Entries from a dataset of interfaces
━━━━━━━━━━

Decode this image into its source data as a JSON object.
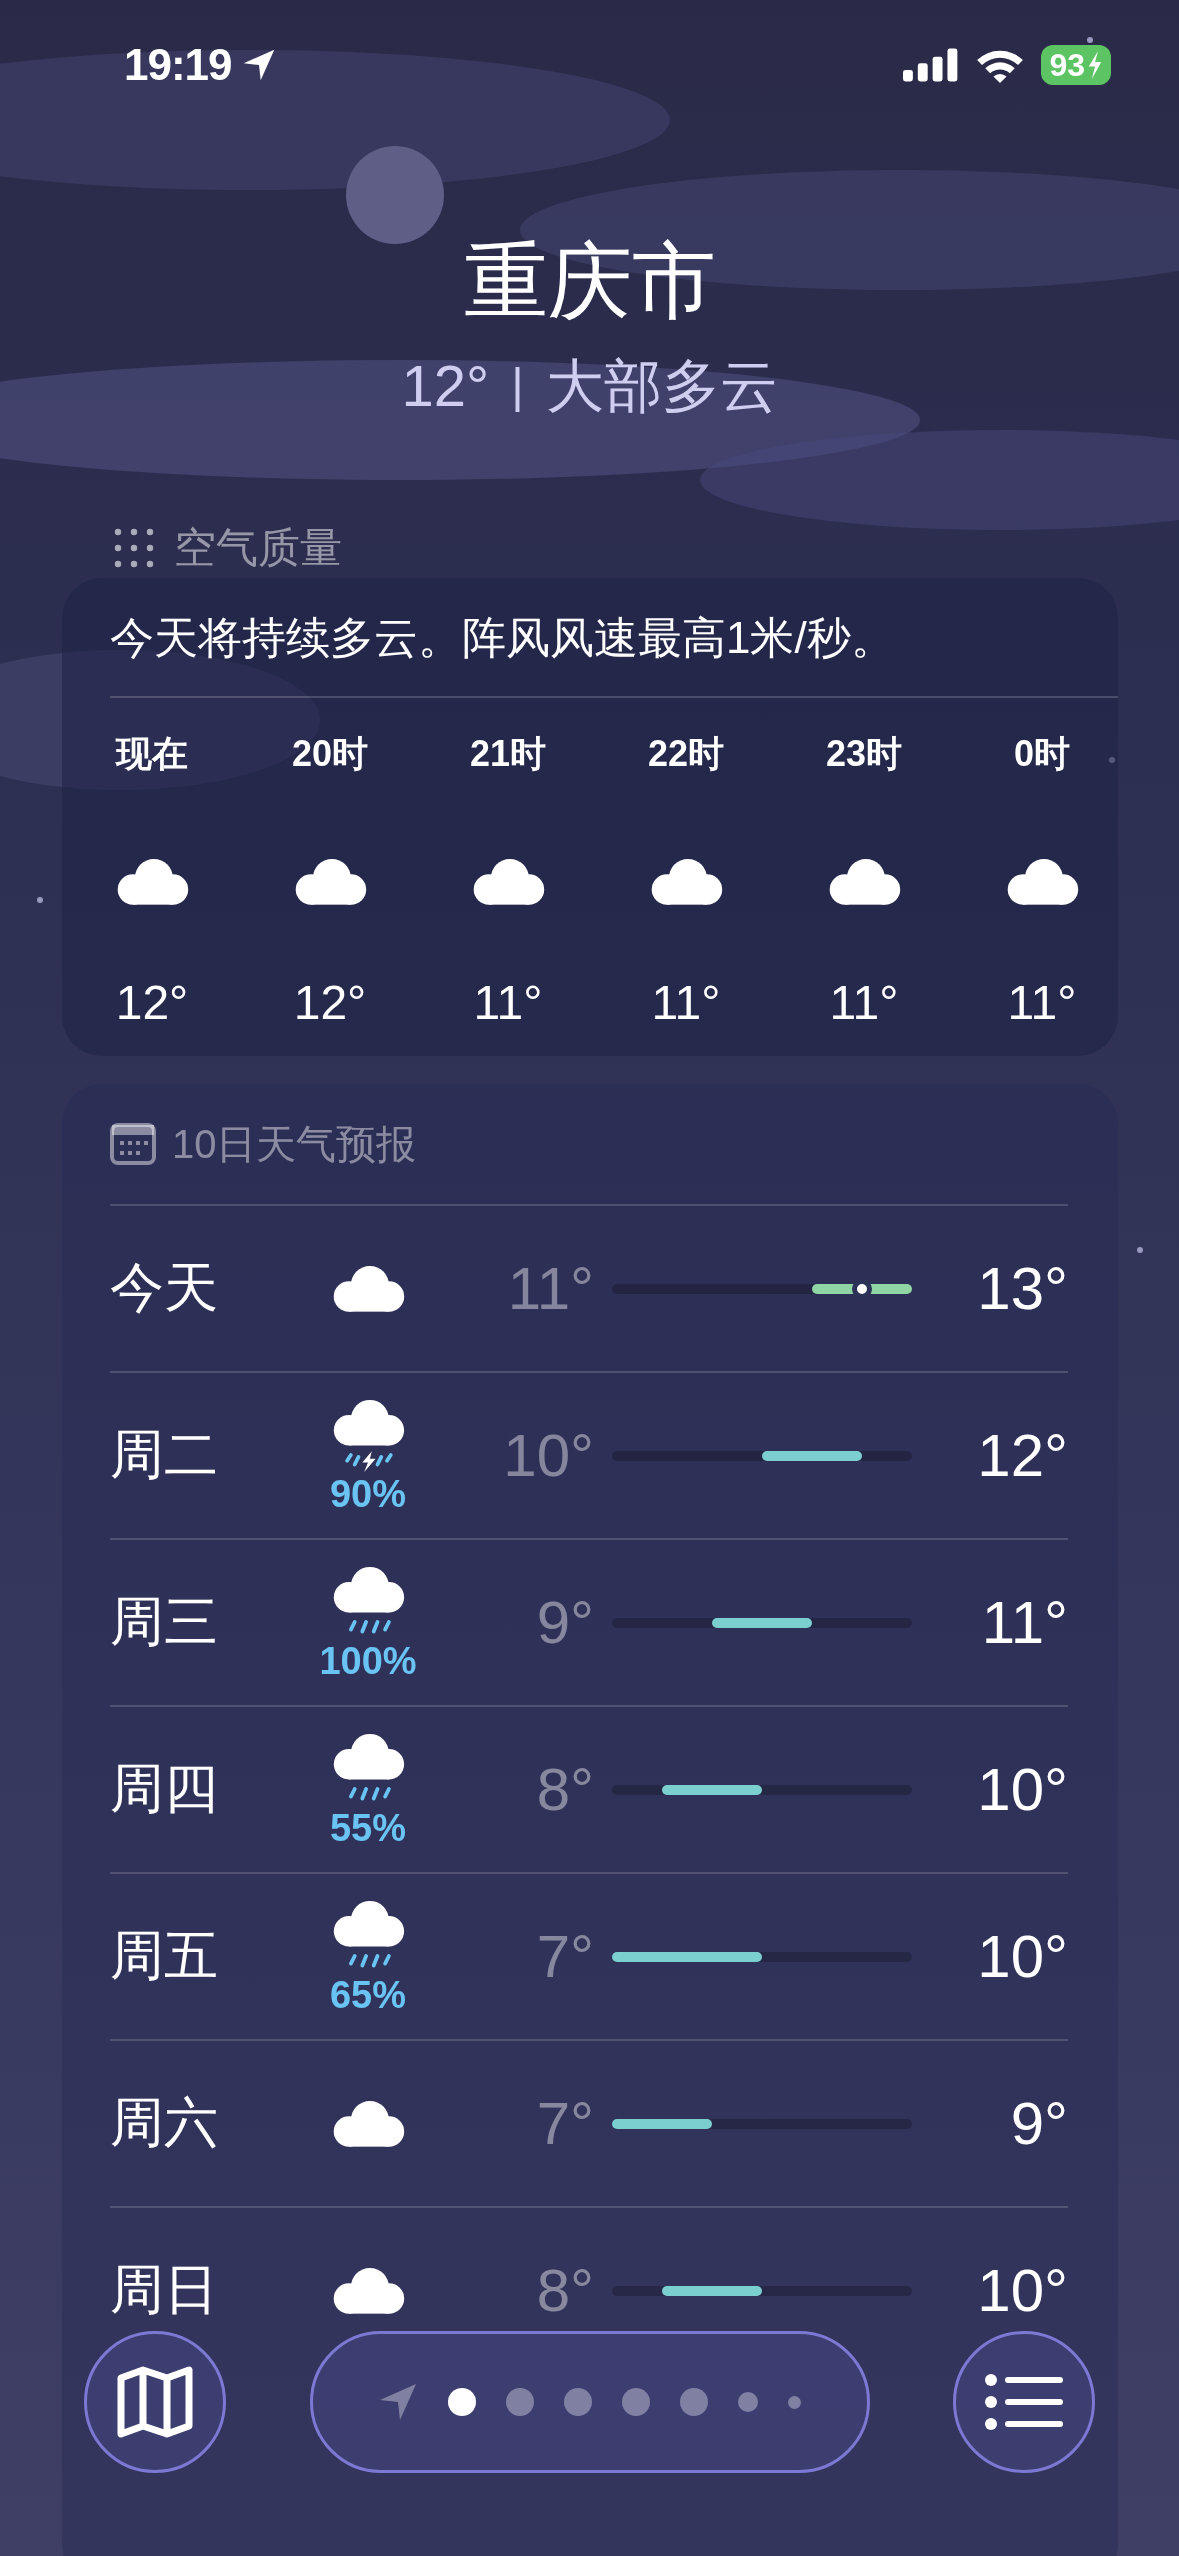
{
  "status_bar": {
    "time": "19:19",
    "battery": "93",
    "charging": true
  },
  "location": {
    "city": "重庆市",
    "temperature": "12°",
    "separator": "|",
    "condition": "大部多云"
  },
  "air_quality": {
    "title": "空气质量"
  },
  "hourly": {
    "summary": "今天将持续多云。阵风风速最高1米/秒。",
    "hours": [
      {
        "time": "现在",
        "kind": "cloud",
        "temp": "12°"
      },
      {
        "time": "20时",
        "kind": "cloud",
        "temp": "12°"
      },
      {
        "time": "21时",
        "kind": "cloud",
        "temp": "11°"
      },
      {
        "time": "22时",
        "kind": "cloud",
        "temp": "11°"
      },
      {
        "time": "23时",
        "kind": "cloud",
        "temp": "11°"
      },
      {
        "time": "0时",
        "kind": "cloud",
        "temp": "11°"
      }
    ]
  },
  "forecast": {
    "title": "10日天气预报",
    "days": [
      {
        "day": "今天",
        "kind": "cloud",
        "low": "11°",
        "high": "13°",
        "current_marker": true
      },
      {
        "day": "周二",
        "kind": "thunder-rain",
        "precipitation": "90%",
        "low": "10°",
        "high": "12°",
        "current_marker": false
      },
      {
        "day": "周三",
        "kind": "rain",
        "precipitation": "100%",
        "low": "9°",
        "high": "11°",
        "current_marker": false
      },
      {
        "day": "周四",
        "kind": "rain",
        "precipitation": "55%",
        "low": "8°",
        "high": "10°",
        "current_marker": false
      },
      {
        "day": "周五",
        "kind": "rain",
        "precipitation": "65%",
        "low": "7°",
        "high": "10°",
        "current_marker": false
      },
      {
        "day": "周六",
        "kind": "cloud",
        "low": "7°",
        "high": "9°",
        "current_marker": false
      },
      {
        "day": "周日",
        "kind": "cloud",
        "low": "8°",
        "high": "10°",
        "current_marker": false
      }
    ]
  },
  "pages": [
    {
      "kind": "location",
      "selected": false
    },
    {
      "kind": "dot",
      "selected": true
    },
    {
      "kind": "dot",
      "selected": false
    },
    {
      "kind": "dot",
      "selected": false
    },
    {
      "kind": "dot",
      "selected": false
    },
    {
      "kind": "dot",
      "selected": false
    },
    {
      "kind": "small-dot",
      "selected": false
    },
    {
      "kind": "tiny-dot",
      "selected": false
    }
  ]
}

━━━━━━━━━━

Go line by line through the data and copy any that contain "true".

    "charging": true
        "current_marker": true
      "selected": true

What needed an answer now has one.